Katherine recommends Memorial Park, with about 130 drive-up family campsites, as best for first-timers. On summer weekends, day-trippers and campers alike enjoy free programs ranging from campfires and movie nights to arts and crafts activities and interpretive hikes. And as of last fall, there’s a new Huckleberry Flat area for campers with canines. One caveat: “You have to have a dog to camp there,” Katherine says.

Sam MacDonald Brook Trail

Nearby Sam MacDonald Park in La Honda also has a special area for those traveling with larger four-legged friends. Its Jack Brook Horse Camp has three sites with paddocks and tie posts for equestrian groups. What’s more, rangers host special hikes during Black History Month in honor of the park’s namesake and original landowner, a beloved Stanford University employee who died in 1957. Also inside the park is the Sierra Club-run Ollie Mayer Hikers Hut. Located a couple of miles from the main parking lot, it holds up to eight people. Boasting bathrooms, a full kitchen, a wood stove and mattress pads for your sleeping bags, it’s the closest you’ll come to “glamping” at a San Mateo County park, Katherine says.

Another option for those willing to pack in their gear? Adjacent Pescadero Creek Park offers two hike-in camping areas, each about two miles from a trailhead. “It’s more remote, and you don’t have access to potable water,” Katherine points out. “You have to go down to the creek to pump it.” It’s the perfect place for backpacking newbies to take a test run ahead of a longer trip. “The elevation isn’t crazy, like it is if you’re going to Yosemite,” she shares.
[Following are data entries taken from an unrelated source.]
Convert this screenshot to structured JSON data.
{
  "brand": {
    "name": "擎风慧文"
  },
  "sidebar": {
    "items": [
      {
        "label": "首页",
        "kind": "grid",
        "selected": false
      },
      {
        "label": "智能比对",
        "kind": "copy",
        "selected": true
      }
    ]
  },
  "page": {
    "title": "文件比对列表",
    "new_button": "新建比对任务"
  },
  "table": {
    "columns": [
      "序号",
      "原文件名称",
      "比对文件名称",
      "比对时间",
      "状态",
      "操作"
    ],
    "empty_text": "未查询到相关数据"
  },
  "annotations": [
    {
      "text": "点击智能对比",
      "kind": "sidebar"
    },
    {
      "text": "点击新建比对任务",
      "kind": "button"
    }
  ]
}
With over 20 miles of trails, Pescadero Creek Park is also great for long hikes or trail running.

Gone are the days when scoring a campsite meant showing up and getting lucky. Back then, campers might pitch their tent on a Wednesday, then head home until Friday night, just to lock down the site for the weekend. Now, you must make reservations online, and summer spots go quickly, Katherine confides. For the family sites, she suggests making reservations six months in advance. “If you can be flexible with your dates, pick a weeknight. Otherwise, get on the computer at midnight, right when they open up.”

Katherine also has advice for avoiding poison oak and an itchy, trip-ruining rash: stay on the trail. “We do our best to clear our trails of all sorts of vegetation,” she says. If you’ve been exposed and don’t have immediate access to soap and water, rub your hands with dirt to soak up poison oak’s easily spread oils, she advises. And don’t touch yourself anywhere else until you’ve washed up!

As generations of Peninsula residents can attest, there’s nothing quite like the majestic beauty of the forest to remind us that, despite all of our modern comforts, we’re still a part of the wild and wonderful natural world. All it takes is a willingness to unplug, head to a county park and immerse ourselves in the great outdoors.


Towle Camp Nestled in Palo Alto’s Foothills Nature

Costanoa Glamping on the Coastside in Pescadero.

Audrey Edna Cabin Secluded hike-in cabin at Alpine Ranch in Loma Mar.